- How to complete this task: Reproduce the entries that follow, exactly and in full.

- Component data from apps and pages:
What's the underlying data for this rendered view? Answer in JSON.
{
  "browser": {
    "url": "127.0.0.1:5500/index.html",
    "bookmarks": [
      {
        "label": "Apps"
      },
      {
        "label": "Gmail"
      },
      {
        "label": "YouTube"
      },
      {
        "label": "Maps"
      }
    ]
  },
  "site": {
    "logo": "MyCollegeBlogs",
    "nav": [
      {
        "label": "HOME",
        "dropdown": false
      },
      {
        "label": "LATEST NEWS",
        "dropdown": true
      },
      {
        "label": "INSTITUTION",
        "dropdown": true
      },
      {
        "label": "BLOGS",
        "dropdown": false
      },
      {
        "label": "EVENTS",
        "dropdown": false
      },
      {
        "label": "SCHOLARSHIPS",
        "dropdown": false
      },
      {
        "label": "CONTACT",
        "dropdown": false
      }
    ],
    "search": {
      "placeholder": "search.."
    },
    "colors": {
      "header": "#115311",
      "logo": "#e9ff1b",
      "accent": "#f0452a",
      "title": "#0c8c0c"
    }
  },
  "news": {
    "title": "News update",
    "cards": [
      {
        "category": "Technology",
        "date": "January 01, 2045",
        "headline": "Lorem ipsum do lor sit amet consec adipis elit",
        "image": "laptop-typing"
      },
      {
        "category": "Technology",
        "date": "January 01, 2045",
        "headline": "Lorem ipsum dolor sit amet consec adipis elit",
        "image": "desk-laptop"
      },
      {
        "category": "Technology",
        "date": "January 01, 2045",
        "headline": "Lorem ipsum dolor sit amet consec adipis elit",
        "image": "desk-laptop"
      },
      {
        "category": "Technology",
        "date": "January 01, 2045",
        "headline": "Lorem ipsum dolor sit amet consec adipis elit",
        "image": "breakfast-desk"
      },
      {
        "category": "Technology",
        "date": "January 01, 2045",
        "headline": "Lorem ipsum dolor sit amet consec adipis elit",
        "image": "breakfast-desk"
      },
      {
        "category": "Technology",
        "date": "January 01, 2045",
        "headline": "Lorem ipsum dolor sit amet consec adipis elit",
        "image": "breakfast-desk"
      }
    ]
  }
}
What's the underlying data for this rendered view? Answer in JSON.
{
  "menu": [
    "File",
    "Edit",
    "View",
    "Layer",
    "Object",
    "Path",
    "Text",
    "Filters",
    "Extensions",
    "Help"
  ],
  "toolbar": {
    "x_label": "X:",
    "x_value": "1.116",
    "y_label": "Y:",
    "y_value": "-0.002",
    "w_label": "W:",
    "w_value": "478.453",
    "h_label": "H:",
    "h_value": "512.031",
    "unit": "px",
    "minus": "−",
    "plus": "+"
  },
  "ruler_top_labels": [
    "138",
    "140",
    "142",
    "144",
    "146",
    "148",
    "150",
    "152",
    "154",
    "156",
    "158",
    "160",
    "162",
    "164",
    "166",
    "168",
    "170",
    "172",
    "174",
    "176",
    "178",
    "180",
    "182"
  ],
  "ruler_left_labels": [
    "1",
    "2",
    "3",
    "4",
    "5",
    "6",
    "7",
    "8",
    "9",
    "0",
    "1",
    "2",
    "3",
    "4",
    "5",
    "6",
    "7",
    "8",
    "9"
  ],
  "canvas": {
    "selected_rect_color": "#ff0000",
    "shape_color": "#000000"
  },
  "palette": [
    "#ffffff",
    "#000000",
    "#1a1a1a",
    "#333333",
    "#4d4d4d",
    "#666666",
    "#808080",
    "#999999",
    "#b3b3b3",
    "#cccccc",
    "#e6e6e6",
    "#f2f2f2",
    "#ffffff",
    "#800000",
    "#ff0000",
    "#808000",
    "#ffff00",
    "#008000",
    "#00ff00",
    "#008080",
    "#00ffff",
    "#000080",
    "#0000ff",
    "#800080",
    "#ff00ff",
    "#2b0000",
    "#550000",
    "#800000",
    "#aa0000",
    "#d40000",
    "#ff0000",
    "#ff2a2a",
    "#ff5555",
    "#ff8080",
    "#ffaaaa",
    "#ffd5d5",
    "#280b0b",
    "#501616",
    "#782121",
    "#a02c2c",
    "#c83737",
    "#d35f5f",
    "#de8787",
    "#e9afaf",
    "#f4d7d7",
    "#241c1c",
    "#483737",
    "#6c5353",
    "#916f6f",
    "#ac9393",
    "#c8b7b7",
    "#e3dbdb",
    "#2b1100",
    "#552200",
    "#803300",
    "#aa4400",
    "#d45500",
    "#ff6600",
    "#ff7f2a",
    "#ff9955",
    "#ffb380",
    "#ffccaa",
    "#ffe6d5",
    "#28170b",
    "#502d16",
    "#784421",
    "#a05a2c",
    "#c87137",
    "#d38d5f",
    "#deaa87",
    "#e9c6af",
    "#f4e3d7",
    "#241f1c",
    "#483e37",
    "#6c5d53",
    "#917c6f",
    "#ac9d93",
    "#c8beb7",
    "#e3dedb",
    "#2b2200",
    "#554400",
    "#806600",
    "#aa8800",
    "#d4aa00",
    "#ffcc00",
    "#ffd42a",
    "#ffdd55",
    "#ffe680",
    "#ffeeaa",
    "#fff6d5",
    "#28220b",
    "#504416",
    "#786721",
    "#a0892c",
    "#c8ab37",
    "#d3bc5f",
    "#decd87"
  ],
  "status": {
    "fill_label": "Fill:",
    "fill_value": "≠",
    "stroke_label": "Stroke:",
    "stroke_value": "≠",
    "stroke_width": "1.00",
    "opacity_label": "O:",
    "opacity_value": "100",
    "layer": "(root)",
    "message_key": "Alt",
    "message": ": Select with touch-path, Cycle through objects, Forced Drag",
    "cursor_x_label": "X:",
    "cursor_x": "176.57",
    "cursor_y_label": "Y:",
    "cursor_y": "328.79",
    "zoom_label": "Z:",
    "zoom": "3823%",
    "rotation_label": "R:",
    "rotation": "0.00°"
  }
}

- Output of the exercise:
What's the underlying data for this rendered view? Answer in JSON.
{
  "browser": {
    "url": "127.0.0.1:5500/index.html",
    "bookmarks": [
      {
        "label": "Apps"
      },
      {
        "label": "Gmail"
      },
      {
        "label": "YouTube"
      },
      {
        "label": "Maps"
      }
    ]
  },
  "site": {
    "logo": "MyCollegeBlogs",
    "nav": [
      {
        "label": "HOME",
        "dropdown": false
      },
      {
        "label": "LATEST NEWS",
        "dropdown": true
      },
      {
        "label": "INSTITUTION",
        "dropdown": true
      },
      {
        "label": "BLOGS",
        "dropdown": false
      },
      {
        "label": "EVENTS",
        "dropdown": false
      },
      {
        "label": "SCHOLARSHIPS",
        "dropdown": false
      },
      {
        "label": "CONTACT",
        "dropdown": false
      }
    ],
    "search": {
      "placeholder": "search.."
    },
    "colors": {
      "header": "#115311",
      "logo": "#e9ff1b",
      "accent": "#f0452a",
      "title": "#0c8c0c"
    }
  },
  "news": {
    "title": "News update",
    "cards": [
      {
        "category": "Technology",
        "date": "January 01, 2045",
        "headline": "Lorem ipsum do lor sit amet consec adipis elit",
        "image": "laptop-typing"
      },
      {
        "category": "Technology",
        "date": "January 01, 2045",
        "headline": "Lorem ipsum dolor sit amet consec adipis elit",
        "image": "desk-laptop"
      },
      {
        "category": "Technology",
        "date": "January 01, 2045",
        "headline": "Lorem ipsum dolor sit amet consec adipis elit",
        "image": "desk-laptop"
      },
      {
        "category": "Technology",
        "date": "January 01, 2045",
        "headline": "Lorem ipsum dolor sit amet consec adipis elit",
        "image": "breakfast-desk"
      },
      {
        "category": "Technology",
        "date": "January 01, 2045",
        "headline": "Lorem ipsum dolor sit amet consec adipis elit",
        "image": "breakfast-desk"
      },
      {
        "category": "Technology",
        "date": "January 01, 2045",
        "headline": "Lorem ipsum dolor sit amet consec adipis elit",
        "image": "breakfast-desk"
      }
    ]
  }
}
What's the underlying data for this rendered view? Answer in JSON.
{
  "menu": [
    "File",
    "Edit",
    "View",
    "Layer",
    "Object",
    "Path",
    "Text",
    "Filters",
    "Extensions",
    "Help"
  ],
  "toolbar": {
    "x_label": "X:",
    "x_value": "1.116",
    "y_label": "Y:",
    "y_value": "-0.002",
    "w_label": "W:",
    "w_value": "478.453",
    "h_label": "H:",
    "h_value": "512.031",
    "unit": "px",
    "minus": "−",
    "plus": "+"
  },
  "ruler_top_labels": [
    "138",
    "140",
    "142",
    "144",
    "146",
    "148",
    "150",
    "152",
    "154",
    "156",
    "158",
    "160",
    "162",
    "164",
    "166",
    "168",
    "170",
    "172",
    "174",
    "176",
    "178",
    "180",
    "182"
  ],
  "ruler_left_labels": [
    "1",
    "2",
    "3",
    "4",
    "5",
    "6",
    "7",
    "8",
    "9",
    "0",
    "1",
    "2",
    "3",
    "4",
    "5",
    "6",
    "7",
    "8",
    "9"
  ],
  "canvas": {
    "selected_rect_color": "#ff0000",
    "shape_color": "#000000"
  },
  "palette": [
    "#ffffff",
    "#000000",
    "#1a1a1a",
    "#333333",
    "#4d4d4d",
    "#666666",
    "#808080",
    "#999999",
    "#b3b3b3",
    "#cccccc",
    "#e6e6e6",
    "#f2f2f2",
    "#ffffff",
    "#800000",
    "#ff0000",
    "#808000",
    "#ffff00",
    "#008000",
    "#00ff00",
    "#008080",
    "#00ffff",
    "#000080",
    "#0000ff",
    "#800080",
    "#ff00ff",
    "#2b0000",
    "#550000",
    "#800000",
    "#aa0000",
    "#d40000",
    "#ff0000",
    "#ff2a2a",
    "#ff5555",
    "#ff8080",
    "#ffaaaa",
    "#ffd5d5",
    "#280b0b",
    "#501616",
    "#782121",
    "#a02c2c",
    "#c83737",
    "#d35f5f",
    "#de8787",
    "#e9afaf",
    "#f4d7d7",
    "#241c1c",
    "#483737",
    "#6c5353",
    "#916f6f",
    "#ac9393",
    "#c8b7b7",
    "#e3dbdb",
    "#2b1100",
    "#552200",
    "#803300",
    "#aa4400",
    "#d45500",
    "#ff6600",
    "#ff7f2a",
    "#ff9955",
    "#ffb380",
    "#ffccaa",
    "#ffe6d5",
    "#28170b",
    "#502d16",
    "#784421",
    "#a05a2c",
    "#c87137",
    "#d38d5f",
    "#deaa87",
    "#e9c6af",
    "#f4e3d7",
    "#241f1c",
    "#483e37",
    "#6c5d53",
    "#917c6f",
    "#ac9d93",
    "#c8beb7",
    "#e3dedb",
    "#2b2200",
    "#554400",
    "#806600",
    "#aa8800",
    "#d4aa00",
    "#ffcc00",
    "#ffd42a",
    "#ffdd55",
    "#ffe680",
    "#ffeeaa",
    "#fff6d5",
    "#28220b",
    "#504416",
    "#786721",
    "#a0892c",
    "#c8ab37",
    "#d3bc5f",
    "#decd87"
  ],
  "status": {
    "fill_label": "Fill:",
    "fill_value": "≠",
    "stroke_label": "Stroke:",
    "stroke_value": "≠",
    "stroke_width": "1.00",
    "opacity_label": "O:",
    "opacity_value": "100",
    "layer": "(root)",
    "message_key": "Alt",
    "message": ": Select with touch-path, Cycle through objects, Forced Drag",
    "cursor_x_label": "X:",
    "cursor_x": "176.57",
    "cursor_y_label": "Y:",
    "cursor_y": "328.79",
    "zoom_label": "Z:",
    "zoom": "3823%",
    "rotation_label": "R:",
    "rotation": "0.00°"
  }
}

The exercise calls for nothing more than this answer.